Dataset.
+ + +

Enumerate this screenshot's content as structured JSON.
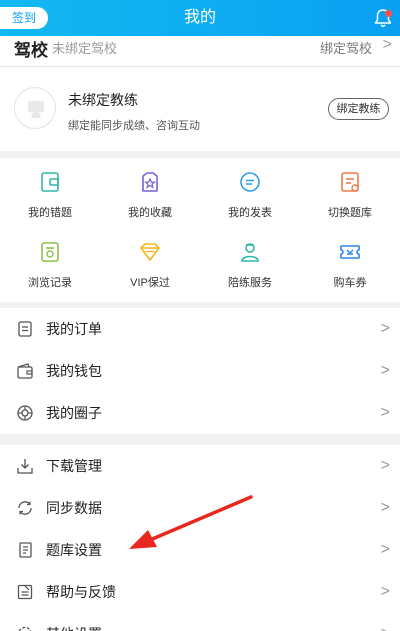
{
  "header": {
    "checkin_label": "签到",
    "title": "我的",
    "bell_icon": "bell-icon",
    "accent": "#0aa4ee",
    "badge_color": "#ff4d4d"
  },
  "school": {
    "label": "驾校",
    "status": "未绑定驾校",
    "bind_label": "绑定驾校",
    "chevron": ">"
  },
  "coach": {
    "name": "未绑定教练",
    "desc": "绑定能同步成绩、咨询互动",
    "bind_label": "绑定教练"
  },
  "grid": [
    {
      "label": "我的错题",
      "icon": "wrong-questions-icon",
      "color": "#2fb7a6"
    },
    {
      "label": "我的收藏",
      "icon": "favorites-icon",
      "color": "#7b63d8"
    },
    {
      "label": "我的发表",
      "icon": "posts-icon",
      "color": "#2f9ee8"
    },
    {
      "label": "切换题库",
      "icon": "switch-bank-icon",
      "color": "#ef7a4a"
    },
    {
      "label": "浏览记录",
      "icon": "history-icon",
      "color": "#8bc34a"
    },
    {
      "label": "VIP保过",
      "icon": "vip-icon",
      "color": "#f3b51b"
    },
    {
      "label": "陪练服务",
      "icon": "practice-service-icon",
      "color": "#2fb7a6"
    },
    {
      "label": "购车券",
      "icon": "car-coupon-icon",
      "color": "#2f86e8"
    }
  ],
  "menu1": [
    {
      "label": "我的订单",
      "icon": "order-icon",
      "chevron": ">"
    },
    {
      "label": "我的钱包",
      "icon": "wallet-icon",
      "chevron": ">"
    },
    {
      "label": "我的圈子",
      "icon": "circle-icon",
      "chevron": ">"
    }
  ],
  "menu2": [
    {
      "label": "下载管理",
      "icon": "download-icon",
      "chevron": ">"
    },
    {
      "label": "同步数据",
      "icon": "sync-icon",
      "chevron": ">"
    },
    {
      "label": "题库设置",
      "icon": "bank-settings-icon",
      "chevron": ">"
    },
    {
      "label": "帮助与反馈",
      "icon": "help-feedback-icon",
      "chevron": ">"
    },
    {
      "label": "其他设置",
      "icon": "settings-icon",
      "chevron": ">"
    }
  ],
  "annotation": {
    "color": "#e8281e",
    "icon": "red-arrow-icon"
  }
}
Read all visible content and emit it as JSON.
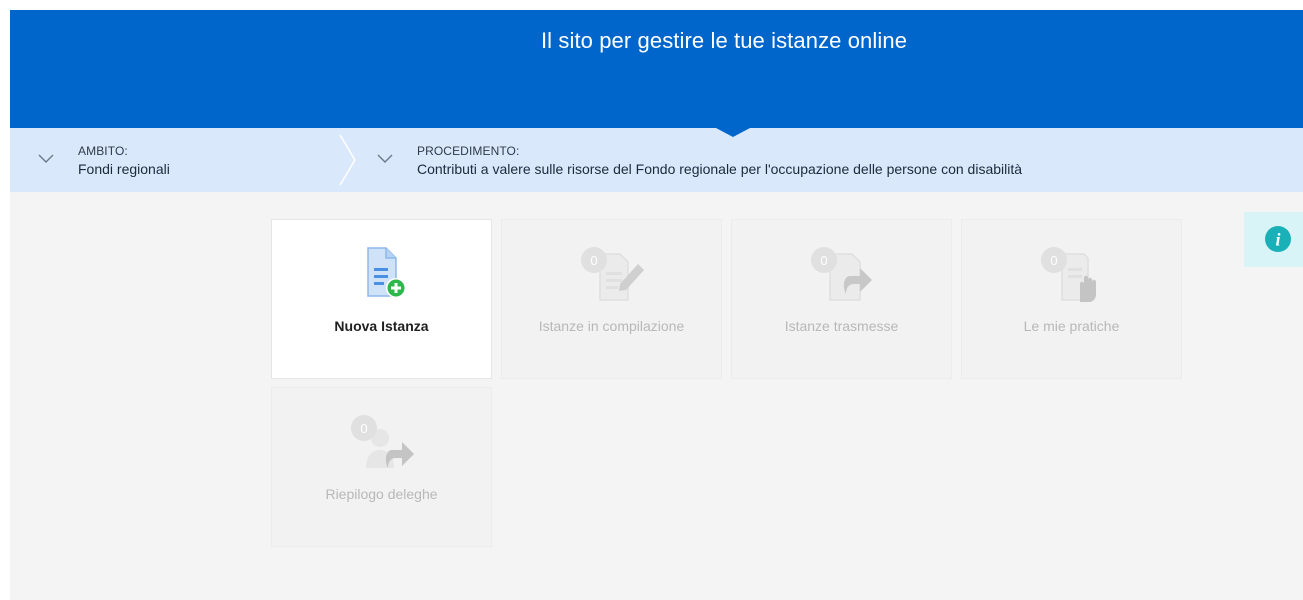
{
  "header": {
    "title": "Il sito per gestire le tue istanze online"
  },
  "breadcrumb": {
    "ambito": {
      "label": "AMBITO:",
      "value": "Fondi regionali"
    },
    "procedimento": {
      "label": "PROCEDIMENTO:",
      "value": "Contributi a valere sulle risorse del Fondo regionale per l'occupazione delle persone con disabilità"
    }
  },
  "tiles": [
    {
      "label": "Nuova Istanza",
      "icon": "new-document-icon",
      "active": true
    },
    {
      "label": "Istanze in compilazione",
      "icon": "edit-document-icon",
      "count": "0"
    },
    {
      "label": "Istanze trasmesse",
      "icon": "forward-document-icon",
      "count": "0"
    },
    {
      "label": "Le mie pratiche",
      "icon": "hand-document-icon",
      "count": "0"
    },
    {
      "label": "Riepilogo deleghe",
      "icon": "delegate-user-icon",
      "count": "0"
    }
  ],
  "info_button": {
    "glyph": "i",
    "icon": "info-icon"
  },
  "colors": {
    "header_blue": "#0066cc",
    "breadcrumb_bg": "#d9e8fb",
    "page_bg": "#f4f4f4",
    "info_accent": "#1ab0b8",
    "new_badge_green": "#2db84b",
    "doc_blue": "#4a90e2"
  }
}
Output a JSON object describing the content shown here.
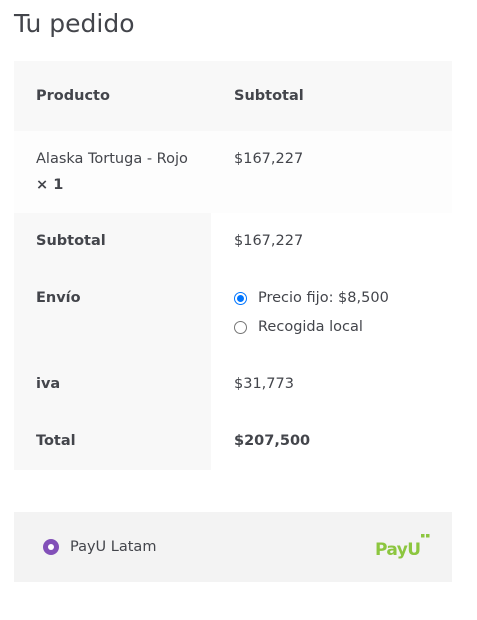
{
  "page_title": "Tu pedido",
  "table": {
    "headers": {
      "product": "Producto",
      "subtotal": "Subtotal"
    },
    "items": [
      {
        "name": "Alaska Tortuga - Rojo",
        "quantity": "× 1",
        "subtotal": "$167,227"
      }
    ],
    "footer": {
      "subtotal": {
        "label": "Subtotal",
        "value": "$167,227"
      },
      "shipping": {
        "label": "Envío",
        "options": [
          {
            "label": "Precio fijo: $8,500",
            "selected": true
          },
          {
            "label": "Recogida local",
            "selected": false
          }
        ]
      },
      "iva": {
        "label": "iva",
        "value": "$31,773"
      },
      "total": {
        "label": "Total",
        "value": "$207,500"
      }
    }
  },
  "payment": {
    "method_label": "PayU Latam",
    "selected": true,
    "logo": {
      "text": "PayU",
      "color": "#8cc63f"
    }
  },
  "colors": {
    "text": "#43454b",
    "accent_radio": "#8250b8",
    "checked_radio": "#0075ff"
  }
}
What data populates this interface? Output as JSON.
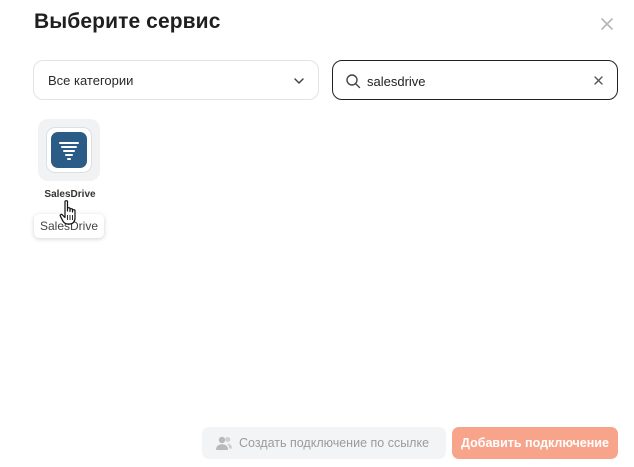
{
  "dialog": {
    "title": "Выберите сервис"
  },
  "filters": {
    "category_value": "Все категории",
    "search_value": "salesdrive"
  },
  "results": [
    {
      "name": "SalesDrive",
      "tooltip": "SalesDrive",
      "logo_color": "#2b5b87"
    }
  ],
  "footer": {
    "link_button_label": "Создать подключение по ссылке",
    "add_button_label": "Добавить подключение"
  },
  "colors": {
    "accent_disabled": "#f8a48b",
    "secondary_bg": "#f3f4f5"
  },
  "icons": [
    "close-icon",
    "chevron-down-icon",
    "search-icon",
    "clear-icon",
    "users-icon",
    "hand-cursor-icon"
  ]
}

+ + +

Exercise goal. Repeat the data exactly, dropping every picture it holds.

Answer section.
Enumerate this screenshot's content as structured JSON.
{
  "header": {
    "checkin_label": "签到",
    "title": "我的",
    "bell_icon": "bell-icon",
    "accent": "#0aa4ee",
    "badge_color": "#ff4d4d"
  },
  "school": {
    "label": "驾校",
    "status": "未绑定驾校",
    "bind_label": "绑定驾校",
    "chevron": ">"
  },
  "coach": {
    "name": "未绑定教练",
    "desc": "绑定能同步成绩、咨询互动",
    "bind_label": "绑定教练"
  },
  "grid": [
    {
      "label": "我的错题",
      "icon": "wrong-questions-icon",
      "color": "#2fb7a6"
    },
    {
      "label": "我的收藏",
      "icon": "favorites-icon",
      "color": "#7b63d8"
    },
    {
      "label": "我的发表",
      "icon": "posts-icon",
      "color": "#2f9ee8"
    },
    {
      "label": "切换题库",
      "icon": "switch-bank-icon",
      "color": "#ef7a4a"
    },
    {
      "label": "浏览记录",
      "icon": "history-icon",
      "color": "#8bc34a"
    },
    {
      "label": "VIP保过",
      "icon": "vip-icon",
      "color": "#f3b51b"
    },
    {
      "label": "陪练服务",
      "icon": "practice-service-icon",
      "color": "#2fb7a6"
    },
    {
      "label": "购车券",
      "icon": "car-coupon-icon",
      "color": "#2f86e8"
    }
  ],
  "menu1": [
    {
      "label": "我的订单",
      "icon": "order-icon",
      "chevron": ">"
    },
    {
      "label": "我的钱包",
      "icon": "wallet-icon",
      "chevron": ">"
    },
    {
      "label": "我的圈子",
      "icon": "circle-icon",
      "chevron": ">"
    }
  ],
  "menu2": [
    {
      "label": "下载管理",
      "icon": "download-icon",
      "chevron": ">"
    },
    {
      "label": "同步数据",
      "icon": "sync-icon",
      "chevron": ">"
    },
    {
      "label": "题库设置",
      "icon": "bank-settings-icon",
      "chevron": ">"
    },
    {
      "label": "帮助与反馈",
      "icon": "help-feedback-icon",
      "chevron": ">"
    },
    {
      "label": "其他设置",
      "icon": "settings-icon",
      "chevron": ">"
    }
  ],
  "annotation": {
    "color": "#e8281e",
    "icon": "red-arrow-icon"
  }
}
Read all visible content and emit it as JSON.
{
  "header": {
    "title": "Il sito per gestire le tue istanze online"
  },
  "breadcrumb": {
    "ambito": {
      "label": "AMBITO:",
      "value": "Fondi regionali"
    },
    "procedimento": {
      "label": "PROCEDIMENTO:",
      "value": "Contributi a valere sulle risorse del Fondo regionale per l'occupazione delle persone con disabilità"
    }
  },
  "tiles": [
    {
      "label": "Nuova Istanza",
      "icon": "new-document-icon",
      "active": true
    },
    {
      "label": "Istanze in compilazione",
      "icon": "edit-document-icon",
      "count": "0"
    },
    {
      "label": "Istanze trasmesse",
      "icon": "forward-document-icon",
      "count": "0"
    },
    {
      "label": "Le mie pratiche",
      "icon": "hand-document-icon",
      "count": "0"
    },
    {
      "label": "Riepilogo deleghe",
      "icon": "delegate-user-icon",
      "count": "0"
    }
  ],
  "info_button": {
    "glyph": "i",
    "icon": "info-icon"
  },
  "colors": {
    "header_blue": "#0066cc",
    "breadcrumb_bg": "#d9e8fb",
    "page_bg": "#f4f4f4",
    "info_accent": "#1ab0b8",
    "new_badge_green": "#2db84b",
    "doc_blue": "#4a90e2"
  }
}
Output a JSON object describing the content shown here.
{
  "page_title": "Tu pedido",
  "table": {
    "headers": {
      "product": "Producto",
      "subtotal": "Subtotal"
    },
    "items": [
      {
        "name": "Alaska Tortuga - Rojo",
        "quantity": "× 1",
        "subtotal": "$167,227"
      }
    ],
    "footer": {
      "subtotal": {
        "label": "Subtotal",
        "value": "$167,227"
      },
      "shipping": {
        "label": "Envío",
        "options": [
          {
            "label": "Precio fijo: $8,500",
            "selected": true
          },
          {
            "label": "Recogida local",
            "selected": false
          }
        ]
      },
      "iva": {
        "label": "iva",
        "value": "$31,773"
      },
      "total": {
        "label": "Total",
        "value": "$207,500"
      }
    }
  },
  "payment": {
    "method_label": "PayU Latam",
    "selected": true,
    "logo": {
      "text": "PayU",
      "color": "#8cc63f"
    }
  },
  "colors": {
    "text": "#43454b",
    "accent_radio": "#8250b8",
    "checked_radio": "#0075ff"
  }
}
What data populates this interface? Output as JSON.
{
  "dialog": {
    "title": "Выберите сервис"
  },
  "filters": {
    "category_value": "Все категории",
    "search_value": "salesdrive"
  },
  "results": [
    {
      "name": "SalesDrive",
      "tooltip": "SalesDrive",
      "logo_color": "#2b5b87"
    }
  ],
  "footer": {
    "link_button_label": "Создать подключение по ссылке",
    "add_button_label": "Добавить подключение"
  },
  "colors": {
    "accent_disabled": "#f8a48b",
    "secondary_bg": "#f3f4f5"
  },
  "icons": [
    "close-icon",
    "chevron-down-icon",
    "search-icon",
    "clear-icon",
    "users-icon",
    "hand-cursor-icon"
  ]
}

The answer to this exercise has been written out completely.